After almost 70 years, the renowned Institute for Solar System Research has moved its location from Katlenburg-Lindau in southern Lower Saxony to the north campus of the University of Göttingen. An essential motive for the change of location are the outstanding possibilities of scientific cooperation at the research location Göttingen. Participation in European and American space missions are one of the important tasks of the newly established Institute for Solar System Research. The competition for the new building of the institute was won by the architects Carpus+Partner. The building is divided into three areas: a two-storey base area, a three-storey office block hovering above it and a two-storey structure containing laboratories placed on an area of the base. The planning of the building provided patios and walkable rooftop areas with an outdoor area for the day care centre. Our task was to fulfil all functional requirements for outdoor spaces on an individually tailored site in close cooperation with the general administration and the institute’s staff. The “Scheibenwelten” on the forecourt deserve particular attention, as they serve as a kind of business card for the institute. The planetary sculpture is the result of a competition within the institute. The basic idea of the winning design contains the sun as the element determining life on earth, which is represented as an aluminium hemisphere coated with a water film. Our task has been to present this idea for the entrance area in an aesthetically appealing form.

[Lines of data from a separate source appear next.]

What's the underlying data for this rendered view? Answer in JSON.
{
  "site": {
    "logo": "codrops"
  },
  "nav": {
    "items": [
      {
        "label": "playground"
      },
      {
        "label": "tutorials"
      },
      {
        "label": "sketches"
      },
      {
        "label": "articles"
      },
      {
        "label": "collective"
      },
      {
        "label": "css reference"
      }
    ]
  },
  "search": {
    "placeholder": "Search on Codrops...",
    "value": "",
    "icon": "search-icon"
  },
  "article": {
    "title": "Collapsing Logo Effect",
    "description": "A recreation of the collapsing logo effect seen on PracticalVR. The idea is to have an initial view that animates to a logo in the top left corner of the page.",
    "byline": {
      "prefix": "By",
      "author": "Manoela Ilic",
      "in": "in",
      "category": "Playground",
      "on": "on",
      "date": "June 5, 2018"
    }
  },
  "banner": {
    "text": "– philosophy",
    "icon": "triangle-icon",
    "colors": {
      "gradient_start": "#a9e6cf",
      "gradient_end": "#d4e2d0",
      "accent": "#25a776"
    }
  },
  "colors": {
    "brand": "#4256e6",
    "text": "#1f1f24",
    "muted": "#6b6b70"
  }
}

In the spa town of Bad Hersfeld, the machine factory Babcook has abandoned its inner-city industrial area in favour of a new location in the outer area of Bad Hersfeld. The centrally located vacant site with the size of 5.5 ha was now available for any kind of urban planning projects. This rather rare event holds opportunities for site development. When deciding on the future of the new building site, great importance was attached to the participation of the citizens, thus making an untypical approach for modern urban development possible: Instead of a development taking up most of the site space, modern open space planning should be performed. The adjacent former industrial buildings now offer place for cultural and educational institutions.
The Geis, a small river that used to run underground the city centre and could now be uncovered, is one of the defining features of the remodelled site. In addition to its extensive offer to relax and walk, the area is also particularly geared to the needs of neighbouring schools and day-care centres. Areas around the shallow brook were conceived as an “open classroom”, also a generous sand and water play area resumes the main topic “water”. The wishes expressed in the referendum were managed to be taken into account by the Schildepark project through a varied use of space and the exposed water body. It makes a contribution to the ecological upgrading and flood management of the location. Furthermore, it was due to its holistic view, i.a. awarded with the German Urban Development Award 2014.
After the fall of the Berlin Wall in 1989, a barracks area of around 100 ha was re-purposed within a few years for residential, commercial and university buildings. From the Zieten Barracks now evolve the Göttingen terraces: The strongly rising southwest slope was terraced for the barracks buildings. The presented green corridor lies in the centre of the conversion area and connects the converted barracks buildings with the neighbouring residential area and the Göttingen forest. Overgrown green slopes and a terrace used for sports purposes form the historical structure for the new green corridor. The centrepiece is a new square, a “public terrace”. The rising slope was terraced with metal benches in reference to the topography of the entire area. The play sculptures are visible from afar in the approximately 500 m long green belt. With the red colour of the seats and metal discs and the semi-circular metal ball, accents are set even in the dull winter months.